MTA originally made the decision to shut down its subway system for four hours every night last May to allow crews access to clean high-touch surfaces and disinfect vehicles. On Feb. 22, 2021, MTA shrank the shutdown window to two hours every night and extended service until 2:00 a.m. and reopened at 4:00 a.m.

Masks will still be required on the system, a mandate the Transportation Security Administration recently extended until September. However, MTA notes mask compliance in the system is high with more than 97 percent of customers honoring the requirement.

Betsy Plum, executive director of the New York area rider advocacy group Riders Alliance, said the restoration of service is a win for riders.

“After more than a year of punishing overnight commutes that impacted tens of thousands of essential workers, New Yorkers will see a long overdue return to a crucial part of normalcy,” said Plum. “New York is a 24/7 city because of our subway. The restoration of 24/7 service is a victory not only for the city's reopening but for New Yorkers' determination to hold our public officials accountable.”

About the Author

Mischa Wanek-Libman | Group Editorial Director

Mischa Wanek-Libman serves as editor in chief of Mass Transit magazine and group editorial director of the Infrastructure and Aviation Group at Endeavor Business Media. She is responsible for developing and maintaining the editorial direction of the group and is based in the western suburbs of Chicago.

Wanek-Libman has spent more than 20 years covering transportation issues including construction projects and engineering challenges for various commuter railroads and transit agencies.
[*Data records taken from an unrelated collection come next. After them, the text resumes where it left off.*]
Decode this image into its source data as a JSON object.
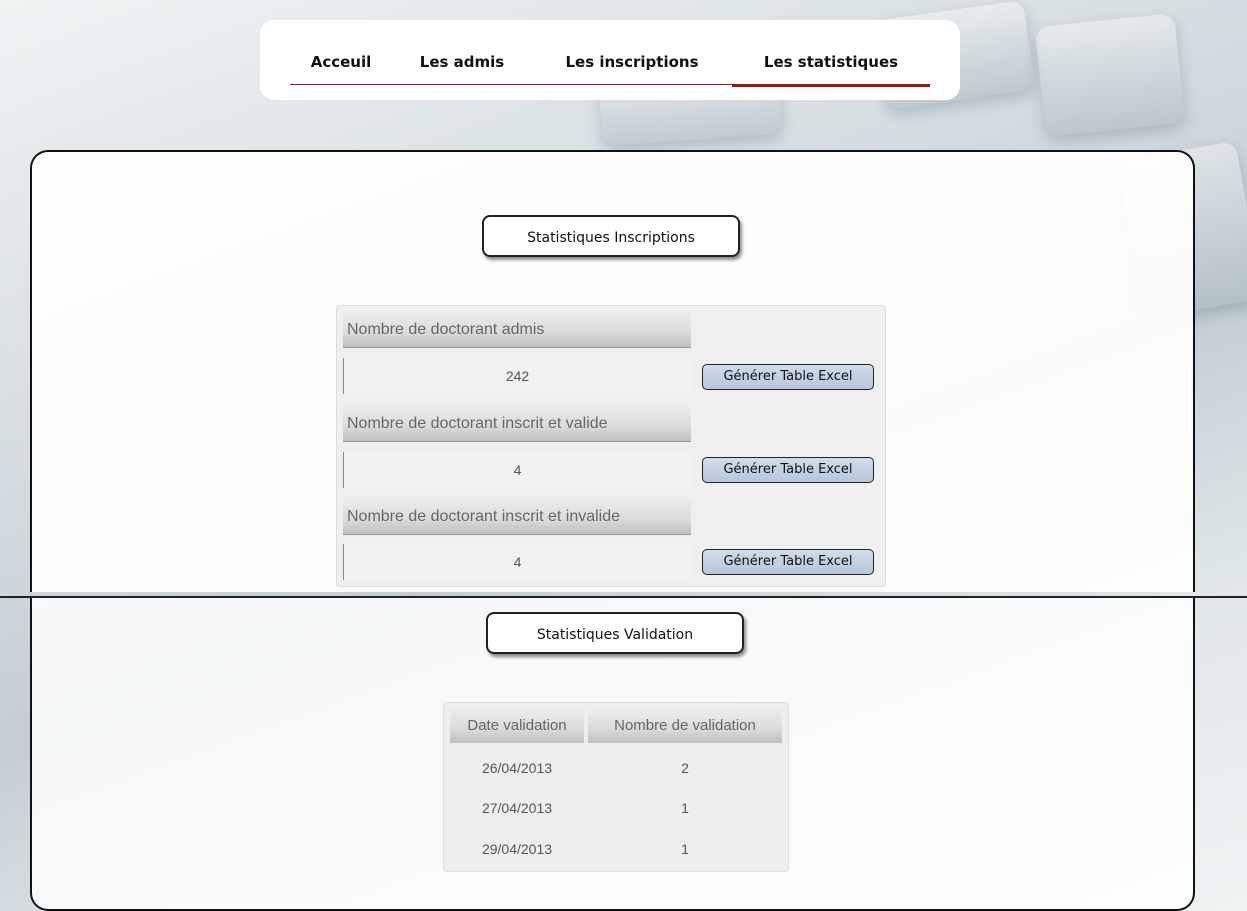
{
  "nav": {
    "items": [
      {
        "label": "Acceuil"
      },
      {
        "label": "Les admis"
      },
      {
        "label": "Les inscriptions"
      },
      {
        "label": "Les statistiques"
      }
    ]
  },
  "inscriptions": {
    "title": "Statistiques Inscriptions",
    "rows": [
      {
        "header": "Nombre de doctorant admis",
        "value": "242",
        "button": "Générer Table Excel"
      },
      {
        "header": "Nombre de doctorant inscrit et valide",
        "value": "4",
        "button": "Générer Table Excel"
      },
      {
        "header": "Nombre de doctorant inscrit et invalide",
        "value": "4",
        "button": "Générer Table Excel"
      }
    ]
  },
  "validation": {
    "title": "Statistiques Validation",
    "columns": [
      "Date validation",
      "Nombre de validation"
    ],
    "rows": [
      [
        "26/04/2013",
        "2"
      ],
      [
        "27/04/2013",
        "1"
      ],
      [
        "29/04/2013",
        "1"
      ]
    ]
  }
}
She has been recognized for editorial excellence through her individual work, as well as for collaborative content. 

She is an active member of the American Public Transportation Association's Marketing and Communications Committee and serves as a Board Observer on the National Railroad Construction and Maintenance Association (NRC) Board of Directors.  

She is a graduate of Drake University, where she earned a Bachelor of Arts degree in Journalism and Mass Communication with a major in magazine journalism and a minor in business management.